__What is needed__:
Would you write out the whole listing below exactly as given?

[[ Data to examine, beginning ]]

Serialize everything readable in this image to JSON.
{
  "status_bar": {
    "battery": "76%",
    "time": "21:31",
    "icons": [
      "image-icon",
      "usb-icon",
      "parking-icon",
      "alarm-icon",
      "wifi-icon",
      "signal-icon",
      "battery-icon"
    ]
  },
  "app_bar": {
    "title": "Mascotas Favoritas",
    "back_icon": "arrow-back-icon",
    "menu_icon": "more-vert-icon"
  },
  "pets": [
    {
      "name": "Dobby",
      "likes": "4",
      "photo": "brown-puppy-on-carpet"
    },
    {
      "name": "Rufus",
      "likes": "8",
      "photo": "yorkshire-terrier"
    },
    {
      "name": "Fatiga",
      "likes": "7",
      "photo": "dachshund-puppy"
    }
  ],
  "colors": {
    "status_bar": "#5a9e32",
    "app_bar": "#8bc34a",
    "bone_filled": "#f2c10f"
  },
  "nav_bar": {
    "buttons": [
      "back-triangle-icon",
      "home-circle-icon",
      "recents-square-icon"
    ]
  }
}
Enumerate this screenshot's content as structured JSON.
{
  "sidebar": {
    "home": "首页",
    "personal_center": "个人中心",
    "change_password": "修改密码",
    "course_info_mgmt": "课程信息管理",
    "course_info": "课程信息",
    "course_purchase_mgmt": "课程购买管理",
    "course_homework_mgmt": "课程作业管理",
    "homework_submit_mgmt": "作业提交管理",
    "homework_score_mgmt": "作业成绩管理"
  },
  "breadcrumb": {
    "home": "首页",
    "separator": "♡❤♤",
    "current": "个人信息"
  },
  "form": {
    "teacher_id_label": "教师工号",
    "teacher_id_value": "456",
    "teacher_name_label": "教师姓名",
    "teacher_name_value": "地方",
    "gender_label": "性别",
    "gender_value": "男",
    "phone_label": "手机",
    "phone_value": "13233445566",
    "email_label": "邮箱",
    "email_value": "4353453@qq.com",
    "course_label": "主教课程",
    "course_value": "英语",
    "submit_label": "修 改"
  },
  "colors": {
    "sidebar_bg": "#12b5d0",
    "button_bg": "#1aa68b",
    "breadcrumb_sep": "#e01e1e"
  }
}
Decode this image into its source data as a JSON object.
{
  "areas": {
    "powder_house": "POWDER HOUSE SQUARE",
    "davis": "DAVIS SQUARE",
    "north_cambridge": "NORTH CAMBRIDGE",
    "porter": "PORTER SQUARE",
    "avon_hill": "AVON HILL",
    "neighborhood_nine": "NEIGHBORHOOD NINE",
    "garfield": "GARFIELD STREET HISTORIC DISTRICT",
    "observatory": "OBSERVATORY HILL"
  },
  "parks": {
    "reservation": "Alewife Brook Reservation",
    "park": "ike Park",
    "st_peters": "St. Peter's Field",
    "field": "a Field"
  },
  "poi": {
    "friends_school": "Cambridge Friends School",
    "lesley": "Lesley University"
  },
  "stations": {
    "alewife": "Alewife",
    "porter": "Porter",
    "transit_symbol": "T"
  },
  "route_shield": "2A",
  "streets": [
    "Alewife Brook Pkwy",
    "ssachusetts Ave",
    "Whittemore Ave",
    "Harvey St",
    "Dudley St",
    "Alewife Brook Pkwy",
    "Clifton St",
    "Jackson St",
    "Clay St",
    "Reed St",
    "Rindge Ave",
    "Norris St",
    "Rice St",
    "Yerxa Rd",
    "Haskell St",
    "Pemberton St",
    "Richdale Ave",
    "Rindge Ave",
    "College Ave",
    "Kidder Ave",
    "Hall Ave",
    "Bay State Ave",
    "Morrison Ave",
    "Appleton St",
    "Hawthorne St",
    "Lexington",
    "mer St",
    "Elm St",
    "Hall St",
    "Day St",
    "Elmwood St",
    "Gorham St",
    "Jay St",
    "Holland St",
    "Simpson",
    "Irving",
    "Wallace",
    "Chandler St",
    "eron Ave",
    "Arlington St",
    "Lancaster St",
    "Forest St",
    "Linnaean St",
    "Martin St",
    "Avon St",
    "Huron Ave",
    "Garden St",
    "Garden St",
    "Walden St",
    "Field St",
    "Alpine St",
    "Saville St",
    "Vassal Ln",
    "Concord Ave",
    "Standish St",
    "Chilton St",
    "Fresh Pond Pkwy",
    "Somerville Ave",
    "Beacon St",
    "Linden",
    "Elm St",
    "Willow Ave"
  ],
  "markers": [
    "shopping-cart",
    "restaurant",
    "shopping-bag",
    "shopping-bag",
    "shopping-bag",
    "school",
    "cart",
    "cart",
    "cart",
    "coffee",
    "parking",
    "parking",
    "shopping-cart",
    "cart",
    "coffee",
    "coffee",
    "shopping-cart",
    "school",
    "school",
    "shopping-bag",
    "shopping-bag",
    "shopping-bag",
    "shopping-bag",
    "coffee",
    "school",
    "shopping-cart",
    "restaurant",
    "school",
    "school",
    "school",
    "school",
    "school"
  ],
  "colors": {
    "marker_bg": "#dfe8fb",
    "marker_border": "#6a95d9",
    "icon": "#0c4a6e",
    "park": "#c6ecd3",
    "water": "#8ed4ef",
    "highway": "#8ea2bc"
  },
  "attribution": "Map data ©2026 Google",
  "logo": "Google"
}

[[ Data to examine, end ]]

__Answer box__:
Serialize everything readable in this image to JSON.
{
  "status_bar": {
    "battery": "76%",
    "time": "21:31",
    "icons": [
      "image-icon",
      "usb-icon",
      "parking-icon",
      "alarm-icon",
      "wifi-icon",
      "signal-icon",
      "battery-icon"
    ]
  },
  "app_bar": {
    "title": "Mascotas Favoritas",
    "back_icon": "arrow-back-icon",
    "menu_icon": "more-vert-icon"
  },
  "pets": [
    {
      "name": "Dobby",
      "likes": "4",
      "photo": "brown-puppy-on-carpet"
    },
    {
      "name": "Rufus",
      "likes": "8",
      "photo": "yorkshire-terrier"
    },
    {
      "name": "Fatiga",
      "likes": "7",
      "photo": "dachshund-puppy"
    }
  ],
  "colors": {
    "status_bar": "#5a9e32",
    "app_bar": "#8bc34a",
    "bone_filled": "#f2c10f"
  },
  "nav_bar": {
    "buttons": [
      "back-triangle-icon",
      "home-circle-icon",
      "recents-square-icon"
    ]
  }
}
Enumerate this screenshot's content as structured JSON.
{
  "sidebar": {
    "home": "首页",
    "personal_center": "个人中心",
    "change_password": "修改密码",
    "course_info_mgmt": "课程信息管理",
    "course_info": "课程信息",
    "course_purchase_mgmt": "课程购买管理",
    "course_homework_mgmt": "课程作业管理",
    "homework_submit_mgmt": "作业提交管理",
    "homework_score_mgmt": "作业成绩管理"
  },
  "breadcrumb": {
    "home": "首页",
    "separator": "♡❤♤",
    "current": "个人信息"
  },
  "form": {
    "teacher_id_label": "教师工号",
    "teacher_id_value": "456",
    "teacher_name_label": "教师姓名",
    "teacher_name_value": "地方",
    "gender_label": "性别",
    "gender_value": "男",
    "phone_label": "手机",
    "phone_value": "13233445566",
    "email_label": "邮箱",
    "email_value": "4353453@qq.com",
    "course_label": "主教课程",
    "course_value": "英语",
    "submit_label": "修 改"
  },
  "colors": {
    "sidebar_bg": "#12b5d0",
    "button_bg": "#1aa68b",
    "breadcrumb_sep": "#e01e1e"
  }
}
Decode this image into its source data as a JSON object.
{
  "areas": {
    "powder_house": "POWDER HOUSE SQUARE",
    "davis": "DAVIS SQUARE",
    "north_cambridge": "NORTH CAMBRIDGE",
    "porter": "PORTER SQUARE",
    "avon_hill": "AVON HILL",
    "neighborhood_nine": "NEIGHBORHOOD NINE",
    "garfield": "GARFIELD STREET HISTORIC DISTRICT",
    "observatory": "OBSERVATORY HILL"
  },
  "parks": {
    "reservation": "Alewife Brook Reservation",
    "park": "ike Park",
    "st_peters": "St. Peter's Field",
    "field": "a Field"
  },
  "poi": {
    "friends_school": "Cambridge Friends School",
    "lesley": "Lesley University"
  },
  "stations": {
    "alewife": "Alewife",
    "porter": "Porter",
    "transit_symbol": "T"
  },
  "route_shield": "2A",
  "streets": [
    "Alewife Brook Pkwy",
    "ssachusetts Ave",
    "Whittemore Ave",
    "Harvey St",
    "Dudley St",
    "Alewife Brook Pkwy",
    "Clifton St",
    "Jackson St",
    "Clay St",
    "Reed St",
    "Rindge Ave",
    "Norris St",
    "Rice St",
    "Yerxa Rd",
    "Haskell St",
    "Pemberton St",
    "Richdale Ave",
    "Rindge Ave",
    "College Ave",
    "Kidder Ave",
    "Hall Ave",
    "Bay State Ave",
    "Morrison Ave",
    "Appleton St",
    "Hawthorne St",
    "Lexington",
    "mer St",
    "Elm St",
    "Hall St",
    "Day St",
    "Elmwood St",
    "Gorham St",
    "Jay St",
    "Holland St",
    "Simpson",
    "Irving",
    "Wallace",
    "Chandler St",
    "eron Ave",
    "Arlington St",
    "Lancaster St",
    "Forest St",
    "Linnaean St",
    "Martin St",
    "Avon St",
    "Huron Ave",
    "Garden St",
    "Garden St",
    "Walden St",
    "Field St",
    "Alpine St",
    "Saville St",
    "Vassal Ln",
    "Concord Ave",
    "Standish St",
    "Chilton St",
    "Fresh Pond Pkwy",
    "Somerville Ave",
    "Beacon St",
    "Linden",
    "Elm St",
    "Willow Ave"
  ],
  "markers": [
    "shopping-cart",
    "restaurant",
    "shopping-bag",
    "shopping-bag",
    "shopping-bag",
    "school",
    "cart",
    "cart",
    "cart",
    "coffee",
    "parking",
    "parking",
    "shopping-cart",
    "cart",
    "coffee",
    "coffee",
    "shopping-cart",
    "school",
    "school",
    "shopping-bag",
    "shopping-bag",
    "shopping-bag",
    "shopping-bag",
    "coffee",
    "school",
    "shopping-cart",
    "restaurant",
    "school",
    "school",
    "school",
    "school",
    "school"
  ],
  "colors": {
    "marker_bg": "#dfe8fb",
    "marker_border": "#6a95d9",
    "icon": "#0c4a6e",
    "park": "#c6ecd3",
    "water": "#8ed4ef",
    "highway": "#8ea2bc"
  },
  "attribution": "Map data ©2026 Google",
  "logo": "Google"
}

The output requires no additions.